Dissolving basalt means elements such as calcium, magnesium, and iron are released into pore water. Basaltic rocks are rich in these metals that team up with the dissolved CO? and form solid carbonate minerals.

Basalt columns in Devils Causeway. Shutterstock

Through observations and tracer studies at the monitoring well, we found that over 95% of the injected CO? (around 235 tonnes) was converted to carbonate minerals in less than two years. While the initial amount of injected CO? was small, the Icelandic field trial clearly shows that mineralisation of CO? is feasible and more importantly, fast.

Storing CO? Under The Oceans


The good news is this technology need not be exclusive to Iceland. Mineralisation of CO? requires basaltic or peridotitic rocks because these types of rocks are rich in the metals required to form carbonates and bind the CO?.

As it turns out the entire vast ocean floor is made up of kilometre-thick oceanic basaltic crust, as are large areas on the continental margins. There are also vast land areas covered with basalt (so-called igneous provinces) or peridotite (so-called “ophiolitic complexes”).

The overall potential storage capacity for CO? is much larger than the global CO? emissions of many centuries. The mineralisation process removes the crucial problem of buoyancy and the need for permanent monitoring of the injected CO? to stop and remedy potential leakage to the surface, an issue that supercritical CO? injection sites will face for centuries or even millennia to come.

On the downside, CO? mineralisation with carbonated water requires substantial amounts of water, meaning that this mineralisation technique can only succeed where vast supplies of water are available.


However, there is no shortage of seawater on the ocean floor or continental margins. Rather, the costs involved present a major hurdle to this kind of permanent storage option, for the time being at least.

In the case of our trial, a tonne of mineralised CO? via carbonated water cost about US$17, roughly twice that of using supercritical CO? for storage.

It means that as long as there are no financial incentives such as a carbon tax or higher price on carbon emissions, there is no real driving force for carbon storage, irrespective of the technique we use.

*Correction: The sentence has been corrected to note that gas volume rather than density decreases when it is compressed. Thankyou to the readers who pointed out the error.

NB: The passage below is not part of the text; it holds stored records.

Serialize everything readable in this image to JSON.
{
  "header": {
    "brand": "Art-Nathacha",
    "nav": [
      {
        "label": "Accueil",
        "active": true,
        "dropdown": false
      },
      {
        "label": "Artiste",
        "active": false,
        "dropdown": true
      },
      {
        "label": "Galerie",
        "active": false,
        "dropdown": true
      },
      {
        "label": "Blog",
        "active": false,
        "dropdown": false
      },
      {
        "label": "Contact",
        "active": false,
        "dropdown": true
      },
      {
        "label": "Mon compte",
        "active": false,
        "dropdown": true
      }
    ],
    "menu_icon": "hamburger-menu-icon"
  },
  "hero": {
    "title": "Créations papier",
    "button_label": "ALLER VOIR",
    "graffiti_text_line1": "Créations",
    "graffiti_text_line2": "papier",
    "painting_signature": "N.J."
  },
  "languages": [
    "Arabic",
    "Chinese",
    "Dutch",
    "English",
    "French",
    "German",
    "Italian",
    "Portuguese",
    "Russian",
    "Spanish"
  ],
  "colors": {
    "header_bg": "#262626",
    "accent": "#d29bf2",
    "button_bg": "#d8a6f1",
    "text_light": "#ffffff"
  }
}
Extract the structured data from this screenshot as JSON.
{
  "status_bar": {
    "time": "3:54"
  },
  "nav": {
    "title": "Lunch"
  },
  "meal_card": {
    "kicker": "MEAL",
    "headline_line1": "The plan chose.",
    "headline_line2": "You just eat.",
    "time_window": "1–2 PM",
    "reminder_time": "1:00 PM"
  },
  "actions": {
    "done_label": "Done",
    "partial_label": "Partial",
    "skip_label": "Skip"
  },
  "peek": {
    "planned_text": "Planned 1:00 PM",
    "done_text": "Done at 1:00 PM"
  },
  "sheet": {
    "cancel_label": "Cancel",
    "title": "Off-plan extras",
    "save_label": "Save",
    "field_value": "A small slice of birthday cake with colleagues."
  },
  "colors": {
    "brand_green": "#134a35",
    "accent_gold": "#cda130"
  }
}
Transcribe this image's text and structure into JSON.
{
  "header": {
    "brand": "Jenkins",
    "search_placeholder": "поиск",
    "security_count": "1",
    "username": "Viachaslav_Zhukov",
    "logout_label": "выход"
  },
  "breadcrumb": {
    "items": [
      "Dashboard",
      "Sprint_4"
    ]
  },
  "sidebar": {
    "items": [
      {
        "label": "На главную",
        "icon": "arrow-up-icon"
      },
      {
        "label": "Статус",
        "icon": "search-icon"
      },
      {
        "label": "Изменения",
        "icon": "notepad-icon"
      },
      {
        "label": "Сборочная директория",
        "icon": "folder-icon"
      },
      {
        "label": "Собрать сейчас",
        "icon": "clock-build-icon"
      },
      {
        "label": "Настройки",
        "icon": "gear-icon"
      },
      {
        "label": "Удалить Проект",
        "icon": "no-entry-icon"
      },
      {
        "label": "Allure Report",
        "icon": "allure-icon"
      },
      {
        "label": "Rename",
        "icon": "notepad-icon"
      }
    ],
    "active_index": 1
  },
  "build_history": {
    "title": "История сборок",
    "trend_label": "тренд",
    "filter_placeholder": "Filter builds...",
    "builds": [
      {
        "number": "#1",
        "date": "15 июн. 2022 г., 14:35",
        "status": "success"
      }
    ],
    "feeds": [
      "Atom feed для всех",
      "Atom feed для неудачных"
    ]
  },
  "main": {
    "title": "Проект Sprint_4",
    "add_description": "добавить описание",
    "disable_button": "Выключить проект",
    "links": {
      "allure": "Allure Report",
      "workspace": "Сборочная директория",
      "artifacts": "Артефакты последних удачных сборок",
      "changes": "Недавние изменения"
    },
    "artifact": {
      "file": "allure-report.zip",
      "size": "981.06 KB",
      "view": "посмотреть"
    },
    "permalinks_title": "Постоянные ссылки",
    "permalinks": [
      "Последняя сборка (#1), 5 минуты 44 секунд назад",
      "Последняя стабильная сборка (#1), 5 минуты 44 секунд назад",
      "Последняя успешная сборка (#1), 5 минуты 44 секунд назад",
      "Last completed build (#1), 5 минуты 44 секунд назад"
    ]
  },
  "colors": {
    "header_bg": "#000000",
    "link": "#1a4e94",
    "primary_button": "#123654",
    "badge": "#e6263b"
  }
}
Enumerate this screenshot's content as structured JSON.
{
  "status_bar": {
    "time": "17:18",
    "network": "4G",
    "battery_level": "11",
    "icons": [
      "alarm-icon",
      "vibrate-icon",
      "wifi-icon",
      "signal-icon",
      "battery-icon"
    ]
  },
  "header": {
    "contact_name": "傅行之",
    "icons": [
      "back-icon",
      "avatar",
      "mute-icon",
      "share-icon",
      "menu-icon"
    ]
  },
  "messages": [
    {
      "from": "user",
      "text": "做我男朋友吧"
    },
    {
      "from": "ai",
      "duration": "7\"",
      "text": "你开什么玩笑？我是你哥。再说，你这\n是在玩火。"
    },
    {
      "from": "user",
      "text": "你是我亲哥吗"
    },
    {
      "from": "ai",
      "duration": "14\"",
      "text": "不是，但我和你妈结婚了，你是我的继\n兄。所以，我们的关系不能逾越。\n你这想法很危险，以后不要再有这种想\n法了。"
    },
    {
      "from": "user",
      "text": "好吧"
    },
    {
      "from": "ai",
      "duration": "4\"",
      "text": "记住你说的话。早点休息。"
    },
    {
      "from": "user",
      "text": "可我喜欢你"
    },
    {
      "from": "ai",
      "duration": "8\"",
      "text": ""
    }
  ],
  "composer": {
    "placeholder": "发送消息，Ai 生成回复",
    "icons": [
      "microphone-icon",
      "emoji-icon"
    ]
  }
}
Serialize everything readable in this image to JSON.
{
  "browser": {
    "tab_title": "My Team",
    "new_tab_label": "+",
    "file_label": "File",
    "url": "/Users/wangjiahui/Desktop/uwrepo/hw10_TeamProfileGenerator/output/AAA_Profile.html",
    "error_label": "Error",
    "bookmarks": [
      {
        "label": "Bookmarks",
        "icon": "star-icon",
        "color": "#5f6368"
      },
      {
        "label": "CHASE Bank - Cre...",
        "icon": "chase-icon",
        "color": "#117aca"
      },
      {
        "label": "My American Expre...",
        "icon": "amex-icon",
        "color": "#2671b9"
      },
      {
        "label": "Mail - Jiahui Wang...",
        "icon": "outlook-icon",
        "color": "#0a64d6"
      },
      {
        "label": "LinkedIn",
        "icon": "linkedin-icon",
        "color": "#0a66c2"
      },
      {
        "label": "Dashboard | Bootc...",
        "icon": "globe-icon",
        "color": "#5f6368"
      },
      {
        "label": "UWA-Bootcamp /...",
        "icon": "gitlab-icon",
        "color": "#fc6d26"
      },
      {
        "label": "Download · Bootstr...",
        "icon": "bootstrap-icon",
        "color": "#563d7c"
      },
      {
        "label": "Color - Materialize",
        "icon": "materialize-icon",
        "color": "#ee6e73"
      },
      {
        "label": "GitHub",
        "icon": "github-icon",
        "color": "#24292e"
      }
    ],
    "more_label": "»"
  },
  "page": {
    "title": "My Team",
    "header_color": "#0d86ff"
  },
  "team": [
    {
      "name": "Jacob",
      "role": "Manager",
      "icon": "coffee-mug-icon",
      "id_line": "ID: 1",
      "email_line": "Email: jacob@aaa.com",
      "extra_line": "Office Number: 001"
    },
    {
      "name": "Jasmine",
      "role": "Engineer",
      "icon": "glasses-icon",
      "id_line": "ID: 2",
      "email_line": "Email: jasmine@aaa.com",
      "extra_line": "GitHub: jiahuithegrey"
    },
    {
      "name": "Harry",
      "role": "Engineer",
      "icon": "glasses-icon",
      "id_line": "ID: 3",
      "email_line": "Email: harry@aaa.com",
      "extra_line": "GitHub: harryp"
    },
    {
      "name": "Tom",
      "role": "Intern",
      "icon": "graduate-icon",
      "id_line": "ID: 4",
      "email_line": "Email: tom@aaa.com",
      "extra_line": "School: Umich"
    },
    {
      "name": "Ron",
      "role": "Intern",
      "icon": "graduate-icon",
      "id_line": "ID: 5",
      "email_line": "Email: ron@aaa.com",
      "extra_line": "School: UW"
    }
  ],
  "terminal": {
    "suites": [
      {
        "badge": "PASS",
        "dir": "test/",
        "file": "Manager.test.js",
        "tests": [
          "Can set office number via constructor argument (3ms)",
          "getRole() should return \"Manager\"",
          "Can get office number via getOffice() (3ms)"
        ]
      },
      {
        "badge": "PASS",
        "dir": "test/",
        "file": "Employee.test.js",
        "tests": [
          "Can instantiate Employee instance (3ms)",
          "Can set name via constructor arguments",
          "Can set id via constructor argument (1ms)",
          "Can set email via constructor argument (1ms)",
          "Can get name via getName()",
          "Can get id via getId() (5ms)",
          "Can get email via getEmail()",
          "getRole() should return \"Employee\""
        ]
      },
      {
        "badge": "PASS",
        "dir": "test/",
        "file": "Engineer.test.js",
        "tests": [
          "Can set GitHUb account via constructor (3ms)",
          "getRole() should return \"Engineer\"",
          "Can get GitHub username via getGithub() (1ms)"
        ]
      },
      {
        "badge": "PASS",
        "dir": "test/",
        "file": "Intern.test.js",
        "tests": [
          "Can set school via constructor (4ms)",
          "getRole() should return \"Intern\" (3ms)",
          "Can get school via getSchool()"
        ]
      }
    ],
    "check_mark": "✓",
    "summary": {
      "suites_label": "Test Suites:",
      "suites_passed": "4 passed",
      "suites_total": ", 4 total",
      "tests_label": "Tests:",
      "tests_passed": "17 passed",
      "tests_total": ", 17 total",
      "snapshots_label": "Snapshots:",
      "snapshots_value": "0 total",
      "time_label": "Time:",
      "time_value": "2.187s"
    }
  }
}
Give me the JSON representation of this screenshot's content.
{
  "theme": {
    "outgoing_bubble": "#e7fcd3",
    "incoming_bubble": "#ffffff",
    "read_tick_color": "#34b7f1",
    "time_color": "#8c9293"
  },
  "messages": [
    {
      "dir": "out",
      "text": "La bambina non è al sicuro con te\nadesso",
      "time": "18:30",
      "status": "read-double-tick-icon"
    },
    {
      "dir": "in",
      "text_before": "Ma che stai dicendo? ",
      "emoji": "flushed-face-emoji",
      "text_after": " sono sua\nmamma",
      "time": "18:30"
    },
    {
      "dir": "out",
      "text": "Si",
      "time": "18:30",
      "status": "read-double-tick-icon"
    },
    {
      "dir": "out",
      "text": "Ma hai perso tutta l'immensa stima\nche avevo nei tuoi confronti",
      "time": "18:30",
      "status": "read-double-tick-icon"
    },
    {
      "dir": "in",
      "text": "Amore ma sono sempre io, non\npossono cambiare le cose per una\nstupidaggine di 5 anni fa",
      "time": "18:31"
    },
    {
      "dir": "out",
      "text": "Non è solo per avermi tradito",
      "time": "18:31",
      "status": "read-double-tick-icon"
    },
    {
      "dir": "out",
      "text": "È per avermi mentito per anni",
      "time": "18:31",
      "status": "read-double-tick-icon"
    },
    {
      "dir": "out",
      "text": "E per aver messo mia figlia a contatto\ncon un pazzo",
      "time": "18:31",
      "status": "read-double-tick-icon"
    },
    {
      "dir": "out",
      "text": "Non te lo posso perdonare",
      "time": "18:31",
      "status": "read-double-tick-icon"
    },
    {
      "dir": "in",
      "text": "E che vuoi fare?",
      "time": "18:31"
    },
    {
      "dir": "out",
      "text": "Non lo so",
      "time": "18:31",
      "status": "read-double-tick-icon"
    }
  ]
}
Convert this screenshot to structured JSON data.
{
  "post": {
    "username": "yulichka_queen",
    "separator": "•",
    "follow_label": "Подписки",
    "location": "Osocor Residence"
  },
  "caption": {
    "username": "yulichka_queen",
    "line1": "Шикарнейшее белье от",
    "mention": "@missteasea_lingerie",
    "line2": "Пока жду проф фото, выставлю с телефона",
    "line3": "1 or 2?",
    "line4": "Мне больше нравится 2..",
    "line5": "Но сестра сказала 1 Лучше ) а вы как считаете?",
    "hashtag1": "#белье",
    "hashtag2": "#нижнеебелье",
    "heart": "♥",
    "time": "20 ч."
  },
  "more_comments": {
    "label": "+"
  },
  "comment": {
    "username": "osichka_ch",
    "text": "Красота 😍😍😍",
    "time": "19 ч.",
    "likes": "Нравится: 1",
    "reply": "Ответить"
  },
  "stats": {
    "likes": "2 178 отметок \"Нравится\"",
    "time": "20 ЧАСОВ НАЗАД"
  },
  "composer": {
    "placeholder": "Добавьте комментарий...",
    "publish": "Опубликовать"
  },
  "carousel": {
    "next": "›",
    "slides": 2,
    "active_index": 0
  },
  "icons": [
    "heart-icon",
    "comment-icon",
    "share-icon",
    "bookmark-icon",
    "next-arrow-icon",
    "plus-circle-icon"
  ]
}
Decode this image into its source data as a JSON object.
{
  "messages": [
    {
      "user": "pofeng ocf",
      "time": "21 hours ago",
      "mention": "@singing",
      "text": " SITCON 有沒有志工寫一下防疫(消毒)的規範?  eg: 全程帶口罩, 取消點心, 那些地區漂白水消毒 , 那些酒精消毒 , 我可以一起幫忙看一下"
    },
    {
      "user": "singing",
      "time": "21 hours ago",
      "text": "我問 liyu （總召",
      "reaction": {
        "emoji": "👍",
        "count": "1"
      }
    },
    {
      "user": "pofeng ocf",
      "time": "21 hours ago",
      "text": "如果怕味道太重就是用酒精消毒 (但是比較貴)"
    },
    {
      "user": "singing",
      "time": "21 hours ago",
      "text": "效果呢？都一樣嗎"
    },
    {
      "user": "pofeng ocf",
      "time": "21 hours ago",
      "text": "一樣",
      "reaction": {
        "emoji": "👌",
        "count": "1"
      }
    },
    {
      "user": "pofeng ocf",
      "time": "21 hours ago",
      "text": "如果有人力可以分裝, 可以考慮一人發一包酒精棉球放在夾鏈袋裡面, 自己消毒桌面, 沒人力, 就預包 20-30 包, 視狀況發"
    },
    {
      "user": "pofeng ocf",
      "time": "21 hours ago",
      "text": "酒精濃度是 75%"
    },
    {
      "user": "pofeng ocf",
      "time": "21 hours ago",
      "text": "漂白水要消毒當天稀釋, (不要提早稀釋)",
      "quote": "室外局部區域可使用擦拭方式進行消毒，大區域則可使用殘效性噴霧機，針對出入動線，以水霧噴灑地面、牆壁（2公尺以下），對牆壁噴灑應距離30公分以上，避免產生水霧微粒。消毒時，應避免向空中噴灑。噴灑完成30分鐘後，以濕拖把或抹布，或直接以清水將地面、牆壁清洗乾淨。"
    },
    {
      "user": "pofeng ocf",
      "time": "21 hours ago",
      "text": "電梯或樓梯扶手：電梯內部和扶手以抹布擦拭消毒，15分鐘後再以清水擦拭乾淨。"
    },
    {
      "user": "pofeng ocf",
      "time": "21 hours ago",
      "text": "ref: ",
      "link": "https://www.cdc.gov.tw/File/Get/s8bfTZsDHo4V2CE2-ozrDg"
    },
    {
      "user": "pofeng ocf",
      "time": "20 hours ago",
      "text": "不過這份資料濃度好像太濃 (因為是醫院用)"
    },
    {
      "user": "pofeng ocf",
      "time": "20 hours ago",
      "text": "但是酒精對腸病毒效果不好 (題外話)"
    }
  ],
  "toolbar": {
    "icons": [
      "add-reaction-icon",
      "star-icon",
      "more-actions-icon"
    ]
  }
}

Dom Wolff-Boenisch, Senior Lecturer, Western Australian School of Mines, Curtin University

This article was originally published on The Conversation. Read the original article.